Should we describe the Spirit of God as a person, or simply as a force? We are not asking if He is a human being – we know that the Holy Spirit is not a human and does not take on the form of a man. But, we ask again, is God’s Spirit a person, or a thing? Should we say “He” or “It” when we speak about the Holy Spirit and His activities?
A person possesses intelligence, will/desire/purpose, moral consciousness, and individual existence. Since the Holy Spirit meets such criteria, then He is a person. Consider the message of Acts 13:2, where it is written, “As they ministered to the Lord and fasted, the Holy Spirit said, Now separate for me Barnabas and Saul for the work to which I have called them”(Acts 13:2; emphasis here and elsewhere mine, rdc). In this verse, the use of the personal pronouns “me” and “I” to refer to the Spirit clearly show that He is a person.

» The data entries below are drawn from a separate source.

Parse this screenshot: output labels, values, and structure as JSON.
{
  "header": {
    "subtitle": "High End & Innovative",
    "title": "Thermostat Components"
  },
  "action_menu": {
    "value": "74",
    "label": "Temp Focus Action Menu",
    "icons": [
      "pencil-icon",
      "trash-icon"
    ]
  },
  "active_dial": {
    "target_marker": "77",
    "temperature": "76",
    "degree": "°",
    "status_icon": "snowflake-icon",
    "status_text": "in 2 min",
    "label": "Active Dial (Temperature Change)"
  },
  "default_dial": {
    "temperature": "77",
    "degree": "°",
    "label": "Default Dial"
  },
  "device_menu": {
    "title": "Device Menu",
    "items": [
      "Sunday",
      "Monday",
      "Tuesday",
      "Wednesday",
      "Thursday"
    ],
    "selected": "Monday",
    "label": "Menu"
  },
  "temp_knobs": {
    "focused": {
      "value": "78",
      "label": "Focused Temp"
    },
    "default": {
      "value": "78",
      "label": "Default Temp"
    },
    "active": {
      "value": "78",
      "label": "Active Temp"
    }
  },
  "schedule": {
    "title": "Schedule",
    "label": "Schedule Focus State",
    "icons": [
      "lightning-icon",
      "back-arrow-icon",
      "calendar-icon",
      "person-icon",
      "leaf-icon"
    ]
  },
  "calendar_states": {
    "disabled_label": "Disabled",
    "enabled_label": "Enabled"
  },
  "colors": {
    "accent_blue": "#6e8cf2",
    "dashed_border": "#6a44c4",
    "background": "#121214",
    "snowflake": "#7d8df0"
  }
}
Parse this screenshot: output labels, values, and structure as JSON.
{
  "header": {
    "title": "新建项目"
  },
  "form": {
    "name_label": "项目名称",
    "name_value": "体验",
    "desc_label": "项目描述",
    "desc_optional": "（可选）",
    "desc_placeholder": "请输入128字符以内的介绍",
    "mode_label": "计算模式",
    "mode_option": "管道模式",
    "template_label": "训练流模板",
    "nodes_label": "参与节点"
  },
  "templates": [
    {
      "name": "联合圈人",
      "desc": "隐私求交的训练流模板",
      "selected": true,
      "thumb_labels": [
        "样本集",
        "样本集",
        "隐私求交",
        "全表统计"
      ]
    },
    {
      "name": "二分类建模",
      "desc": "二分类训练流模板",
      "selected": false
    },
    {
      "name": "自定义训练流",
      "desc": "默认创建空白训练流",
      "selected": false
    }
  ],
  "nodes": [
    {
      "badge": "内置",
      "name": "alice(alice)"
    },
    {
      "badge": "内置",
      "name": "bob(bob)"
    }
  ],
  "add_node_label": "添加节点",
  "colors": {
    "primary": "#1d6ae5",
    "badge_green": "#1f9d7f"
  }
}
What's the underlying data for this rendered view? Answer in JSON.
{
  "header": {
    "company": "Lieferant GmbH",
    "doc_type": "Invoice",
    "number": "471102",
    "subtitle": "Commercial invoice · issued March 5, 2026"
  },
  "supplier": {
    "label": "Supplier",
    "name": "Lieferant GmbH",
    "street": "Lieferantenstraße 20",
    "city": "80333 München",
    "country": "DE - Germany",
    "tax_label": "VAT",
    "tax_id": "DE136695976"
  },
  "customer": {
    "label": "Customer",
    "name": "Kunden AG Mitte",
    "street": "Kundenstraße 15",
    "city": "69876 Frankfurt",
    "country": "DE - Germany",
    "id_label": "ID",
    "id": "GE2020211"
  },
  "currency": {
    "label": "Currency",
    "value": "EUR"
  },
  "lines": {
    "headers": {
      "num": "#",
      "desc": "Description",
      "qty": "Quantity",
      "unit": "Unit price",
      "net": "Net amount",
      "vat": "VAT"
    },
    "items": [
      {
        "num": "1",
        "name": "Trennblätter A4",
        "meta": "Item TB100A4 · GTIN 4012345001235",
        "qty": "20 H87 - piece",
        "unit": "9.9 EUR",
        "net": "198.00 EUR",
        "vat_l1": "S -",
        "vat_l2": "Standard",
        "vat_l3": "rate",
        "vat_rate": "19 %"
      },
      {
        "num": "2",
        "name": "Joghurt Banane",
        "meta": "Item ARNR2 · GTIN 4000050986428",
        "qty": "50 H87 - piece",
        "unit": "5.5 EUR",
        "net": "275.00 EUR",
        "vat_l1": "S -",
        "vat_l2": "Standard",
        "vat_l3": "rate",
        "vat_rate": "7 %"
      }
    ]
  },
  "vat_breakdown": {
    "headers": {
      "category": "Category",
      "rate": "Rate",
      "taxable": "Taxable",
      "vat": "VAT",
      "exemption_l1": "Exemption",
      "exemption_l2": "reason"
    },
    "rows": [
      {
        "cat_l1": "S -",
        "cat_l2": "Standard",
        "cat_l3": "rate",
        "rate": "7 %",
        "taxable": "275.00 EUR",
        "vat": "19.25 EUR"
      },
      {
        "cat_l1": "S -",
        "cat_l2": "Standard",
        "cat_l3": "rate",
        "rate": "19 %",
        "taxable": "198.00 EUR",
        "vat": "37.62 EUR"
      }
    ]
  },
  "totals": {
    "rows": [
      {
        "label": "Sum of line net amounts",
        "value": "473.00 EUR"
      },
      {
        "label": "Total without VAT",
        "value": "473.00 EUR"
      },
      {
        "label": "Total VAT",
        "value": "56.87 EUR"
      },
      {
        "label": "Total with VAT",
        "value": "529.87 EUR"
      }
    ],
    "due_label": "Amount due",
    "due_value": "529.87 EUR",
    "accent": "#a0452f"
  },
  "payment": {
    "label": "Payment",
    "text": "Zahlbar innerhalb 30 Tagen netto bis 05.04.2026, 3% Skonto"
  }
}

Some in the religious world, however, do not accept this conclusion. For example, those that call themselves “Jehovah’s Witnesses” do not believe that the Holy Spirit is God. In their publications, they continuously write “holy spirit” (with small letters). The following three quotes from the writings of the Watchtower Bible and Tract Society clearly show what they think of God’s Spirit:
“While men were used to write the Bible, they did so under the direction of God’s powerful active force or holy spirit . . . so God’s invisible active force directed the writers of the Bible . . .” [The Truth That Leads To Eternal Life, page 8].
“He accomplished the creation . . . by means of his holy spirit, which is his invisible active force” [The Truth That Leads To Eternal Life, page 20].
“As for the ‘Holy Spirit,’ the so-called ‘third Person of the Trinity,’ we have already seen that it is not a person, but God’s active force (Judges 14:6)” [The Truth That Leads To Eternal Life, p. 24].
Per their doctrine, He is not a person, but simply a force. Their claims do not harmonize with the teaching of the Bible. Numerous attributes and actions of the Holy Spirit are mentioned in the New Testament, and these help us to see that He is, indeed, a person. The Spirit of God has the capacity both to teach and remind: “But the Helper, the Holy Spirit… he will teach you all things, and bring to your remembrance all things that I said to you” (John 14:26). The Holy Spirit also has the power to testify, guide, and speak: “. . . the Spirit of truth . . . he will testify of me . . . when he, the Spirit of truth, has come, he will guide you into all truth: for he will not speak on his own authority, but whatever he hears he will speak: and he will tell you things to come”(John 15:26; 16:13).
We further read that the Holy Spirit was to glorify Jesus (John 16:14). That does not sound like something that a mere force could do, does it? As we already noticed, the Holy Spirit gave the charge for Saul and Barnabas to leave Antioch and go on a mission which He had for them (Acts 13:2). A force of some sort might influence, but no mere force can give commands as the Spirit did.
In Romans 8:27, we read about “the mind of the Spirit,” and 1 Corinthians 12:11 declares that the Holy Spirit worked as He “wills.” With His mind, the Spirit searches and knows “all things, yes, the deep things of God” (1 Corinthians 2:10,11). This truth helps us understand that not only is it the case that the Holy Spirit is a person, but it is accurate to refer to Him as a divineperson, seeing that He knows all things and possesses the qualities of God. The Holy Spirit is not God the Father, just as the Father is not the Son, but each of them possesses the unique qualities of God, and together they constitute what the Bible calls “the Godhead” (Acts 17:29).
In view of all the facts that we have observed from the New Testament, we properly conclude that the Holy Spirit is a person and not merely a force or influence. The Holy Spirit is not a thing. Thus, we do not ask, “What is the Holy Spirit?”, but rather, “Who is the Holy Spirit?” We do not talk about what “It” is or does, but what “He” is or does.
~ Roger D. Campbell ~